John Cooper Clarke

Riverfront Theatre, Newport

AS national treasures go, John Cooper Clarke is an anomaly.

Pipe-cleaner thin, sporting his trademark unruly thatch of hair and ever-present sunglasses, this 69-year-old who steadfastly refuses to conform to the norms that society might expect of him.

And for that, thanks be to whatever deity you prefer.

Dr Cooper Clarke continues to trade in the earthy, edgy, 'punk' poetry - delivered as ever in Gatling Gun-style - that fans have come to expect and respect, in a career spanning more than 40 years.

I first (and last) saw John Cooper Clarke 37 years ago, and his delivery remains breathtakingly quick and dexterous, though he derailed himself a few times.

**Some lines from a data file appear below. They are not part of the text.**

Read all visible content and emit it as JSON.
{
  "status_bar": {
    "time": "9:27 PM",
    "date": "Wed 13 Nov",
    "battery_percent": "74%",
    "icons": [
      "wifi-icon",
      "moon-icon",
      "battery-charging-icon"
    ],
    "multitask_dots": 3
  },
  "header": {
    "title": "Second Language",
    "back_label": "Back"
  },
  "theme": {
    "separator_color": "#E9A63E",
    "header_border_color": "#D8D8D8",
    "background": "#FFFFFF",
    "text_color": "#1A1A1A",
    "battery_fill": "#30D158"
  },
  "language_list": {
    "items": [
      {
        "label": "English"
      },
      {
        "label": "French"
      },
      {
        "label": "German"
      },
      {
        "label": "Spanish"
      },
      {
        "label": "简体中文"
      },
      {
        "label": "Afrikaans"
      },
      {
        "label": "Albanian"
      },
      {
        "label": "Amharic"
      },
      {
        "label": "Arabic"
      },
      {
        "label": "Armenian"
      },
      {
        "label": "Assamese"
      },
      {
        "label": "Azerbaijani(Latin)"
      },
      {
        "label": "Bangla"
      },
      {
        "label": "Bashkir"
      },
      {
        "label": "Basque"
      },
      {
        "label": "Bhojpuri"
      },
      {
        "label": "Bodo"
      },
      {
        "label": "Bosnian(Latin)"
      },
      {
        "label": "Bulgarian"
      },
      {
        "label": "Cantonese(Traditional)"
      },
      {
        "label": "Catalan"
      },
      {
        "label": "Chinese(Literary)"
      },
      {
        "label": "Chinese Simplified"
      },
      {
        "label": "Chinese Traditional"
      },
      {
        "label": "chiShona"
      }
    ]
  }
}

At times too, said delivery descended into the realm of rote, witty and insightful lines tumbling out devoid of feeling. That is a shame, for John Cooper Clarke on top form is a force of nature, simultaneously railing at and celebrating life, its minutiae, absurdities, casual horrors, small triumphs.

Beasley Street, his evergreen commentary on inner city poverty, suffered somewhat from this tendency, though a post-regeneration version more subtly and no less powerfully lambasted the unintended consequences of gentrification.

The standout performance however, was Bedblocker Blues, a venomous tale of a sick old man, raging for the dying of the light. Cooper Clarke on this form is thrilling.

In between, the good Doctor crooned secular hymns and delivered lashings of witty banter and some dodgy, but very funny, limericks.

Illness and the Beast from the East contrived to make it third time lucky for this show. Good things come to those who wait.

Andy Rutherford